I guess that period is confusing. The Romans still consider an anti-Photian council Ecumenical, I think. And some Orthodox have responded by giving significant weight (or even full Ecumenical status) to a pro-Photian council. Yet in spite of that mess, the local churches still somehow came together and were in communion for a few generations after that. Of course we like to date the schism to 1054 for convenience, though Roman Pope's name struck from the diptychs in Constantinople a decade before that, and others would place the final and definitive split until the 13th century. Whatever the case, I do not think it is fair to say that it was all political. Surely politics and culture had a part to play. That crack had been growing larger for centuries. But it did go beyond that, IMO. By that time there really was a strong idea of papal supremacy in the air, and also some other issues that needed to be worked out like purgatory.

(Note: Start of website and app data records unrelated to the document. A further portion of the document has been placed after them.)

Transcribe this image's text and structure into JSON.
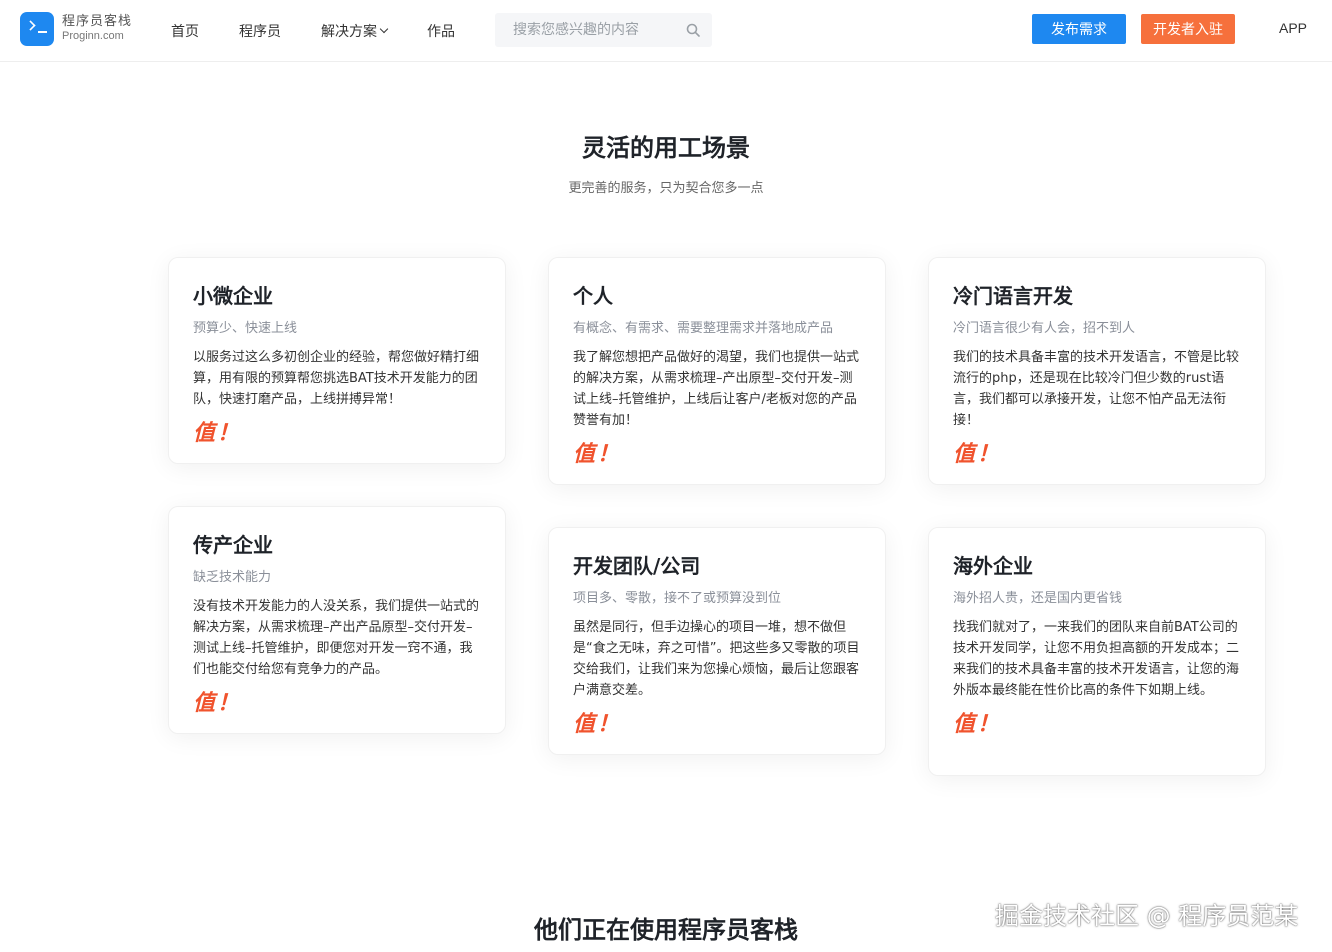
{
  "header": {
    "logo_cn": "程序员客栈",
    "logo_en": "Proginn.com",
    "nav": [
      {
        "label": "首页"
      },
      {
        "label": "程序员"
      },
      {
        "label": "解决方案"
      },
      {
        "label": "作品"
      }
    ],
    "search_placeholder": "搜索您感兴趣的内容",
    "publish_label": "发布需求",
    "developer_label": "开发者入驻",
    "app_label": "APP"
  },
  "section": {
    "title": "灵活的用工场景",
    "subtitle": "更完善的服务，只为契合您多一点"
  },
  "cards": [
    {
      "title": "小微企业",
      "subtitle": "预算少、快速上线",
      "body": "以服务过这么多初创企业的经验，帮您做好精打细算，用有限的预算帮您挑选BAT技术开发能力的团队，快速打磨产品，上线拼搏异常！",
      "badge": "值！"
    },
    {
      "title": "个人",
      "subtitle": "有概念、有需求、需要整理需求并落地成产品",
      "body": "我了解您想把产品做好的渴望，我们也提供一站式的解决方案，从需求梳理–产出原型–交付开发–测试上线–托管维护，上线后让客户/老板对您的产品赞誉有加！",
      "badge": "值！"
    },
    {
      "title": "冷门语言开发",
      "subtitle": "冷门语言很少有人会，招不到人",
      "body": "我们的技术具备丰富的技术开发语言，不管是比较流行的php，还是现在比较冷门但少数的rust语言，我们都可以承接开发，让您不怕产品无法衔接！",
      "badge": "值！"
    },
    {
      "title": "传产企业",
      "subtitle": "缺乏技术能力",
      "body": "没有技术开发能力的人没关系，我们提供一站式的解决方案，从需求梳理–产出产品原型–交付开发–测试上线–托管维护，即便您对开发一窍不通，我们也能交付给您有竞争力的产品。",
      "badge": "值！"
    },
    {
      "title": "开发团队/公司",
      "subtitle": "项目多、零散，接不了或预算没到位",
      "body": "虽然是同行，但手边操心的项目一堆，想不做但是“食之无味，弃之可惜”。把这些多又零散的项目交给我们，让我们来为您操心烦恼，最后让您跟客户满意交差。",
      "badge": "值！"
    },
    {
      "title": "海外企业",
      "subtitle": "海外招人贵，还是国内更省钱",
      "body": "找我们就对了，一来我们的团队来自前BAT公司的技术开发同学，让您不用负担高额的开发成本；二来我们的技术具备丰富的技术开发语言，让您的海外版本最终能在性价比高的条件下如期上线。",
      "badge": "值！"
    }
  ],
  "bottom_title": "他们正在使用程序员客栈",
  "watermark": "掘金技术社区 @ 程序员范某",
  "colors": {
    "primary": "#1e88f0",
    "accent": "#f6703c",
    "badge": "#f0532d"
  }
}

Rather than putting the focus on political issues, I would say that there were political, cultural, and doctrinal issues that were all developing at the same time. Maybe politics played a very public and prominent part. Well, that was true in the 4th and 5th centuries as well, when you read about this or that local Church interfering in the affairs of another local Church. From the time that Emperor Theodosius made Christianity the state religion--and perhaps even from the time Emperor Constantine issued the edict of toleration--politics played a significant, and sometimes unfortunate, part. And maybe when you had Persians and Muslims and "northern barbarians" to deal with, when there were arguments over the evangelization of this or that group of people, etc., politics got the lion's share of attention. But who would deny that papal supremacy was there from fairly early on, building as the centuries passed?
Anyway, that's my two cents. When I think of these issues, I think of the Ecumenical Councils. It didn't matter to easterners whether the Pope approved of what the East was doing at, say the 2nd or 4th Ecumenical Council. So far as I've read (despite some posts I've seen on this forum of late) it's my understanding that the presidents of the 2nd Ecumenical Council weren't even in communion with Rome at the time it took place. But the Easterners didn't say "Oh, we can't compose that canon, Rome would never approve!" or "Well we can't call a council yet, because Rome won't give it's ok to it". Rather, the eastern local Churches went about their business, doing the best they could, and if Rome wanted to wait a thousand years before they would recognize certain canons or whatever, well that wasn't any concern to the other local Churches. For a long time, Rome was generally like a wise big brother, but she was never an like a Father who had total control (ie. universal jurisdiction/supremacy).